WHAT TO PRODUCE: Return the whole listing unchanged. Drop the images.

---+---

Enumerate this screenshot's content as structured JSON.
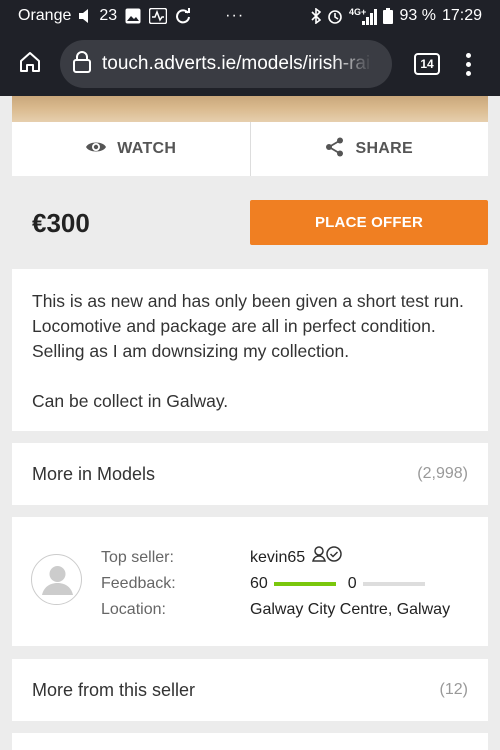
{
  "status_bar": {
    "carrier": "Orange",
    "notif_count": "23",
    "dots": "···",
    "battery": "93 %",
    "time": "17:29",
    "icons": [
      "volume-icon",
      "image-icon",
      "activity-icon",
      "sync-icon",
      "bluetooth-icon",
      "alarm-icon",
      "signal-4g-icon",
      "battery-icon"
    ]
  },
  "browser": {
    "url": "touch.adverts.ie/models/irish-railway",
    "tab_count": "14",
    "icons": [
      "home-icon",
      "lock-icon",
      "tabs-icon",
      "menu-icon"
    ]
  },
  "actions": {
    "watch_label": "WATCH",
    "share_label": "SHARE"
  },
  "listing": {
    "price": "€300",
    "offer_label": "PLACE OFFER",
    "description": [
      "This is as new and has only been given a short test run. Locomotive and package are all in perfect condition. Selling as I am downsizing my collection.",
      "Can be collect in Galway."
    ]
  },
  "more_in_models": {
    "label": "More in Models",
    "count": "(2,998)"
  },
  "seller": {
    "top_seller_label": "Top seller:",
    "feedback_label": "Feedback:",
    "location_label": "Location:",
    "name": "kevin65",
    "feedback_positive": "60",
    "feedback_negative": "0",
    "feedback_positive_fraction": 1.0,
    "location": "Galway City Centre, Galway"
  },
  "more_from_seller": {
    "label": "More from this seller",
    "count": "(12)"
  },
  "colors": {
    "accent": "#f07f22",
    "positive_bar": "#7ac70c",
    "negative_bar": "#dddddd",
    "topbar": "#1f2128"
  }
}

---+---

REPLY TO THE EXERCISE:
Enumerate this screenshot's content as structured JSON.
{
  "status_bar": {
    "carrier": "Orange",
    "notif_count": "23",
    "dots": "···",
    "battery": "93 %",
    "time": "17:29",
    "icons": [
      "volume-icon",
      "image-icon",
      "activity-icon",
      "sync-icon",
      "bluetooth-icon",
      "alarm-icon",
      "signal-4g-icon",
      "battery-icon"
    ]
  },
  "browser": {
    "url": "touch.adverts.ie/models/irish-railway",
    "tab_count": "14",
    "icons": [
      "home-icon",
      "lock-icon",
      "tabs-icon",
      "menu-icon"
    ]
  },
  "actions": {
    "watch_label": "WATCH",
    "share_label": "SHARE"
  },
  "listing": {
    "price": "€300",
    "offer_label": "PLACE OFFER",
    "description": [
      "This is as new and has only been given a short test run. Locomotive and package are all in perfect condition. Selling as I am downsizing my collection.",
      "Can be collect in Galway."
    ]
  },
  "more_in_models": {
    "label": "More in Models",
    "count": "(2,998)"
  },
  "seller": {
    "top_seller_label": "Top seller:",
    "feedback_label": "Feedback:",
    "location_label": "Location:",
    "name": "kevin65",
    "feedback_positive": "60",
    "feedback_negative": "0",
    "feedback_positive_fraction": 1.0,
    "location": "Galway City Centre, Galway"
  },
  "more_from_seller": {
    "label": "More from this seller",
    "count": "(12)"
  },
  "colors": {
    "accent": "#f07f22",
    "positive_bar": "#7ac70c",
    "negative_bar": "#dddddd",
    "topbar": "#1f2128"
  }
}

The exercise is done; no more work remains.